### Instructions to follow:
Lines containing the string "into": how many are there below? Answer with the number only.

Source records:
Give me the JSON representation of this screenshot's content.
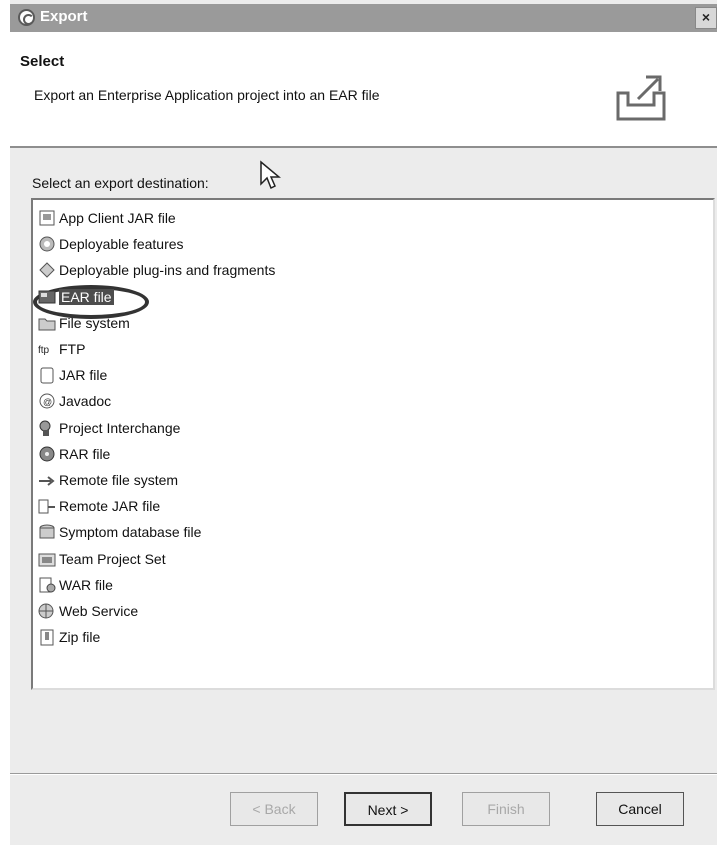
{
  "window": {
    "title": "Export",
    "close_label": "×"
  },
  "banner": {
    "title": "Select",
    "description": "Export an Enterprise Application project into an EAR file",
    "icon": "export-icon"
  },
  "destination": {
    "label": "Select an export destination:",
    "selected": "EAR file",
    "items": [
      {
        "label": "App Client JAR file",
        "icon": "app-client-jar-icon"
      },
      {
        "label": "Deployable features",
        "icon": "deployable-features-icon"
      },
      {
        "label": "Deployable plug-ins and fragments",
        "icon": "deployable-plugins-icon"
      },
      {
        "label": "EAR file",
        "icon": "ear-file-icon"
      },
      {
        "label": "File system",
        "icon": "file-system-icon"
      },
      {
        "label": "FTP",
        "icon": "ftp-icon"
      },
      {
        "label": "JAR file",
        "icon": "jar-file-icon"
      },
      {
        "label": "Javadoc",
        "icon": "javadoc-icon"
      },
      {
        "label": "Project Interchange",
        "icon": "project-interchange-icon"
      },
      {
        "label": "RAR file",
        "icon": "rar-file-icon"
      },
      {
        "label": "Remote file system",
        "icon": "remote-file-system-icon"
      },
      {
        "label": "Remote JAR file",
        "icon": "remote-jar-file-icon"
      },
      {
        "label": "Symptom database file",
        "icon": "symptom-database-icon"
      },
      {
        "label": "Team Project Set",
        "icon": "team-project-set-icon"
      },
      {
        "label": "WAR file",
        "icon": "war-file-icon"
      },
      {
        "label": "Web Service",
        "icon": "web-service-icon"
      },
      {
        "label": "Zip file",
        "icon": "zip-file-icon"
      }
    ]
  },
  "buttons": {
    "back": "< Back",
    "next": "Next >",
    "finish": "Finish",
    "cancel": "Cancel"
  },
  "colors": {
    "titlebar": "#9a9a9a",
    "selection": "#4d4d4d",
    "dialog_bg": "#ececec"
  }
}
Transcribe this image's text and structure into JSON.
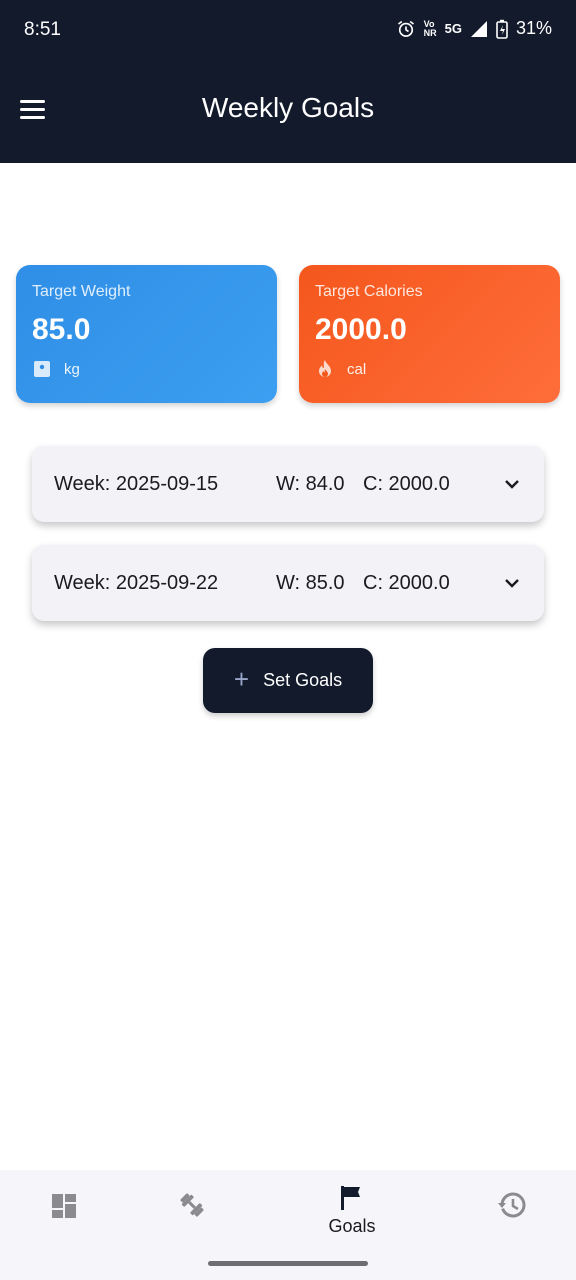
{
  "status_bar": {
    "time": "8:51",
    "network_top": "Vo",
    "network_bottom": "NR",
    "network_5g": "5G",
    "battery": "31%"
  },
  "app_bar": {
    "title": "Weekly Goals"
  },
  "cards": {
    "weight": {
      "label": "Target Weight",
      "value": "85.0",
      "unit": "kg",
      "color": "#2f8ee6"
    },
    "calories": {
      "label": "Target Calories",
      "value": "2000.0",
      "unit": "cal",
      "color": "#f4571c"
    }
  },
  "weeks": [
    {
      "week": "Week: 2025-09-15",
      "weight": "W: 84.0",
      "calories": "C: 2000.0"
    },
    {
      "week": "Week: 2025-09-22",
      "weight": "W: 85.0",
      "calories": "C: 2000.0"
    }
  ],
  "actions": {
    "set_goals": "Set Goals"
  },
  "bottom_nav": {
    "items": [
      {
        "icon": "dashboard-icon",
        "label": ""
      },
      {
        "icon": "fitness-icon",
        "label": ""
      },
      {
        "icon": "flag-icon",
        "label": "Goals"
      },
      {
        "icon": "history-icon",
        "label": ""
      }
    ]
  },
  "colors": {
    "primary": "#121a2c",
    "surface": "#f2f2f7"
  }
}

### Response:
2